Soft Power and the Case of Iraq
Bose, Purnima; Lyons, Laura E.http://www.solidarity-us.org/site/node/4417
Publisher: Against the Current
Date Written: 01/05/2015
Year Published: 2015
Resource Type: Article
Cx Number: CX20950
Following the U.S. invasion of Iraq in 2003, pundits have touted the desirability of pursuing "soft power" as a supplement to military action in Iraq and other parts of the Muslim world.
Soft power operates partly through what is called "public diplomacy" by projecting what are deemed "American values" abroad through media channels, cultural exports, and the creation of institutional exchanges with other countries.
In relation to Iraq, educational initiatives occupy a prominent place in the policy discourse of soft power and public diplomacy in the highly visible creation of programs for Iraqi scholars to study abroad.

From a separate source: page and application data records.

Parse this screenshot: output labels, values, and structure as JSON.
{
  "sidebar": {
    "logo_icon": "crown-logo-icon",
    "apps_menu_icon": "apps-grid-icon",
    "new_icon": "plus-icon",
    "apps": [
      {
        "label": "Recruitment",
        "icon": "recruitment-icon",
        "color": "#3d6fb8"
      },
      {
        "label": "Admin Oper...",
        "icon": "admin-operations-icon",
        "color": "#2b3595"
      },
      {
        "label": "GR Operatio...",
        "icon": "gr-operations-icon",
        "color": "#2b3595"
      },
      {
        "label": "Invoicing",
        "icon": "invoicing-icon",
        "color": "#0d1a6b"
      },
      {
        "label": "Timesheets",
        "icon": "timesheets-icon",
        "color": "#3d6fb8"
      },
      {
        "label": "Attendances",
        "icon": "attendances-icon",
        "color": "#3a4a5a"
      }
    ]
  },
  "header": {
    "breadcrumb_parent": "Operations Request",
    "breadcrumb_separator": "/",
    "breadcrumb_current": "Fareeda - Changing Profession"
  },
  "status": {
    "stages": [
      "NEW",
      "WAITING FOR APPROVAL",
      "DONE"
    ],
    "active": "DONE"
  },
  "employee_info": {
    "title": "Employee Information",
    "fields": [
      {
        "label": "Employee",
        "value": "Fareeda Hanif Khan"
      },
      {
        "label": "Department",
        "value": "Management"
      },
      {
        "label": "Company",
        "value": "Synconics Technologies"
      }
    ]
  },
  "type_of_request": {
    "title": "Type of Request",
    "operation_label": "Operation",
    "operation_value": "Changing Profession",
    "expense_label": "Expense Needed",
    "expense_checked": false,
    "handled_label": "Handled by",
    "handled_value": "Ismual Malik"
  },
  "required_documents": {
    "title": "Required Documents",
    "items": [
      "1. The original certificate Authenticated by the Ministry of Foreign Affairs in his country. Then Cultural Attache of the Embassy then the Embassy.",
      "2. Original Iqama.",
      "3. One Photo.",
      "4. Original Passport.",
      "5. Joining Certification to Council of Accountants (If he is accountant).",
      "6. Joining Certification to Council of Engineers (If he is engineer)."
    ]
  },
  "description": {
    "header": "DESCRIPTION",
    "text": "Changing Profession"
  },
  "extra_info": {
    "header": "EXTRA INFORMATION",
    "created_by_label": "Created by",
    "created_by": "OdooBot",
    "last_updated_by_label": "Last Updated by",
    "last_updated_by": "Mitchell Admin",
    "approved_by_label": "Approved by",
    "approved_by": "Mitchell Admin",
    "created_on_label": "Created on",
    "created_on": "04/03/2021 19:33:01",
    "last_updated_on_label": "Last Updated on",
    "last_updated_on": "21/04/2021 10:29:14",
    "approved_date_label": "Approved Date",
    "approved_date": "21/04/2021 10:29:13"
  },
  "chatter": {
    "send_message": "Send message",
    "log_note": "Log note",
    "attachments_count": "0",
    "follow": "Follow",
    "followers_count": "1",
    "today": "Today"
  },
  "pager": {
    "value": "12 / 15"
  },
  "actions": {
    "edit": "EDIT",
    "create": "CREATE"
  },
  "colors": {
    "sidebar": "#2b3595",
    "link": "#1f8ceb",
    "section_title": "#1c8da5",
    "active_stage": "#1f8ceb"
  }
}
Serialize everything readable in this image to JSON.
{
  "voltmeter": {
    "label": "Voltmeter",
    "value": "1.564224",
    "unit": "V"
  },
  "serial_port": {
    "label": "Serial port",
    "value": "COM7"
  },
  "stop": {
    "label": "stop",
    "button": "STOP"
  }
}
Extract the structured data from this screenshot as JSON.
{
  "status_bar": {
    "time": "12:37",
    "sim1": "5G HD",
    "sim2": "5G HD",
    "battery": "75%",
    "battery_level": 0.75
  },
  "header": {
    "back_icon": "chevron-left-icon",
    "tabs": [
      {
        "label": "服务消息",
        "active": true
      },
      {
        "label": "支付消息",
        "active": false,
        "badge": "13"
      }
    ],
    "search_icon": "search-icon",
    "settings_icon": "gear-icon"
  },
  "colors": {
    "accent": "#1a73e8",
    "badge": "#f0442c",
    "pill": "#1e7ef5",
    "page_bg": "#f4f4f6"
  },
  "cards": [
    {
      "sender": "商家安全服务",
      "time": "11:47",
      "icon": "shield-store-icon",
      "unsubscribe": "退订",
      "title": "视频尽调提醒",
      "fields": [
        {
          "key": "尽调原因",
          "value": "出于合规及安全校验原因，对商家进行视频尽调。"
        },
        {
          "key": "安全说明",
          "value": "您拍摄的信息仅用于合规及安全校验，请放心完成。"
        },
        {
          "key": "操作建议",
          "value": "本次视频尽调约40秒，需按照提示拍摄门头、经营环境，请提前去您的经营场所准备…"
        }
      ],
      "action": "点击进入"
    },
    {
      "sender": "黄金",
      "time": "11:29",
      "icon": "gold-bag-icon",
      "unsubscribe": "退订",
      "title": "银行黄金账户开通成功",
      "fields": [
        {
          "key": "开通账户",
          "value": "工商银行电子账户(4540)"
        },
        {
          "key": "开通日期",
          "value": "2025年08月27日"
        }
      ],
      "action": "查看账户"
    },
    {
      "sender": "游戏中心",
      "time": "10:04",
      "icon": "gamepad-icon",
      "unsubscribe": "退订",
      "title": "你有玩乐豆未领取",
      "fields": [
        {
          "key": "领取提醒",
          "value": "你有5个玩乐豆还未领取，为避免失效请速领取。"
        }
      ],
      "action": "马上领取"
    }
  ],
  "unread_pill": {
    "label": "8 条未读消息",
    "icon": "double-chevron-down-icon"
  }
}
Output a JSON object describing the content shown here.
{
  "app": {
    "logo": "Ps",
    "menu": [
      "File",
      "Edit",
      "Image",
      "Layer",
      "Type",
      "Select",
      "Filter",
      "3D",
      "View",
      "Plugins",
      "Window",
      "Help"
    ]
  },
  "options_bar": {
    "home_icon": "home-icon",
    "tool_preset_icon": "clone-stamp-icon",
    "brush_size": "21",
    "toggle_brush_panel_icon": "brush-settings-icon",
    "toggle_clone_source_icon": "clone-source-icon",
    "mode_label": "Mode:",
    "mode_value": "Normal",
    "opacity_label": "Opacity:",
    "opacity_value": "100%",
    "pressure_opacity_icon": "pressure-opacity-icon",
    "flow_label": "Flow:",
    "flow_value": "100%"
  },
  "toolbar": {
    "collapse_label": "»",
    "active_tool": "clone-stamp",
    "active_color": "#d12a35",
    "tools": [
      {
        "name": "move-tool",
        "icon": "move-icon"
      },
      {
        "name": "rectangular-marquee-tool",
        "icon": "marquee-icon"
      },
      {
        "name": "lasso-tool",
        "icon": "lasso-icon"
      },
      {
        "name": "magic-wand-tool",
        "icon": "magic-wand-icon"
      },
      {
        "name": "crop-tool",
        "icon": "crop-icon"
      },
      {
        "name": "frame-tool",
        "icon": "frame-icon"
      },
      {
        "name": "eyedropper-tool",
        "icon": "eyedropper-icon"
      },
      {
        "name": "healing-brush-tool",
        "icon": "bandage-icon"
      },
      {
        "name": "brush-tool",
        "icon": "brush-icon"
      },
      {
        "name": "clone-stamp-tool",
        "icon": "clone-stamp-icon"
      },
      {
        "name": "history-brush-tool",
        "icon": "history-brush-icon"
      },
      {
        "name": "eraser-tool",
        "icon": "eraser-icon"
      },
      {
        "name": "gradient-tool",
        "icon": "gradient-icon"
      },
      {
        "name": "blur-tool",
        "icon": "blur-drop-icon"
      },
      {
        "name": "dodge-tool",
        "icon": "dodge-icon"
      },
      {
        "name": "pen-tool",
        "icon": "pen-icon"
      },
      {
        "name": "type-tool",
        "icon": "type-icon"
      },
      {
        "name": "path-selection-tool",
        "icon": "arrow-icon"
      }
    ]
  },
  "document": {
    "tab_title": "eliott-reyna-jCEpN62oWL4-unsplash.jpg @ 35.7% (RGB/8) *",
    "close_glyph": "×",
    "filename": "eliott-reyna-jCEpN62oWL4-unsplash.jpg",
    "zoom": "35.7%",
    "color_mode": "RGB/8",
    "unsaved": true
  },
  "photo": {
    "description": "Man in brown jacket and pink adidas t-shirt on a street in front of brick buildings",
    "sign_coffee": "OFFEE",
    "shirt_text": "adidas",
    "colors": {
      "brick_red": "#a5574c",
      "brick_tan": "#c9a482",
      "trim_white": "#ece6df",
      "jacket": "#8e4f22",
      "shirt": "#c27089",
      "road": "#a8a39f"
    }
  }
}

While Iraqi government officials couch such initiatives as a form of intellectual reconstruction in which Iraqi scholars will gain the expertise abroad necessary to rebuild the educational infrastructure at home, American university officials unabashedly invoke the language of diplomacy to describe these programs and to claim that exposure to university culture will inculcate Iraqi scholars with American ideals and ultimately contribute to the spread of democracy in Iraq.